__WHAT IS BEING ASKED__. When copying the data, keep every line exactly the same.

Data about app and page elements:
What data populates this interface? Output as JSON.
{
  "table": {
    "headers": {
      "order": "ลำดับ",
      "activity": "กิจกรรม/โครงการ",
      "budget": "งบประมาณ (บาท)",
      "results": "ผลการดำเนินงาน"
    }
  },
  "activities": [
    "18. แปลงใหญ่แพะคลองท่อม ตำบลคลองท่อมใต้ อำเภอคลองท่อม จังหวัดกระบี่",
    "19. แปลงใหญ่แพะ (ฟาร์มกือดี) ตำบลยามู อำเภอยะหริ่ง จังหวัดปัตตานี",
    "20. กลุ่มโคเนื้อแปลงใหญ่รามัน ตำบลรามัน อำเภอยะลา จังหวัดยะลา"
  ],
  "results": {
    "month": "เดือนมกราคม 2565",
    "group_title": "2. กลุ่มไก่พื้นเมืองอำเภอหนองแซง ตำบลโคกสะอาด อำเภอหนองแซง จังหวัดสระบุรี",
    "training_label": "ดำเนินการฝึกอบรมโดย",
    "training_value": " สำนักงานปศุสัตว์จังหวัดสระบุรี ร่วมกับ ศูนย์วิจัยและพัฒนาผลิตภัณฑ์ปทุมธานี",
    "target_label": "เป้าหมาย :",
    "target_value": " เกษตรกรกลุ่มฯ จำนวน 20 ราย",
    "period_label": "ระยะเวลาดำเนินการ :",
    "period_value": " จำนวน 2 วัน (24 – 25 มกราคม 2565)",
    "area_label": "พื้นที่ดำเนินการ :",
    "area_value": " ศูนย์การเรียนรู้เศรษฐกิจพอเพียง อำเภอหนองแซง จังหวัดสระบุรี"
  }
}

__RESULT BELOW__.
What data populates this interface? Output as JSON.
{
  "table": {
    "headers": {
      "order": "ลำดับ",
      "activity": "กิจกรรม/โครงการ",
      "budget": "งบประมาณ (บาท)",
      "results": "ผลการดำเนินงาน"
    }
  },
  "activities": [
    "18. แปลงใหญ่แพะคลองท่อม ตำบลคลองท่อมใต้ อำเภอคลองท่อม จังหวัดกระบี่",
    "19. แปลงใหญ่แพะ (ฟาร์มกือดี) ตำบลยามู อำเภอยะหริ่ง จังหวัดปัตตานี",
    "20. กลุ่มโคเนื้อแปลงใหญ่รามัน ตำบลรามัน อำเภอยะลา จังหวัดยะลา"
  ],
  "results": {
    "month": "เดือนมกราคม 2565",
    "group_title": "2. กลุ่มไก่พื้นเมืองอำเภอหนองแซง ตำบลโคกสะอาด อำเภอหนองแซง จังหวัดสระบุรี",
    "training_label": "ดำเนินการฝึกอบรมโดย",
    "training_value": " สำนักงานปศุสัตว์จังหวัดสระบุรี ร่วมกับ ศูนย์วิจัยและพัฒนาผลิตภัณฑ์ปทุมธานี",
    "target_label": "เป้าหมาย :",
    "target_value": " เกษตรกรกลุ่มฯ จำนวน 20 ราย",
    "period_label": "ระยะเวลาดำเนินการ :",
    "period_value": " จำนวน 2 วัน (24 – 25 มกราคม 2565)",
    "area_label": "พื้นที่ดำเนินการ :",
    "area_value": " ศูนย์การเรียนรู้เศรษฐกิจพอเพียง อำเภอหนองแซง จังหวัดสระบุรี"
  }
}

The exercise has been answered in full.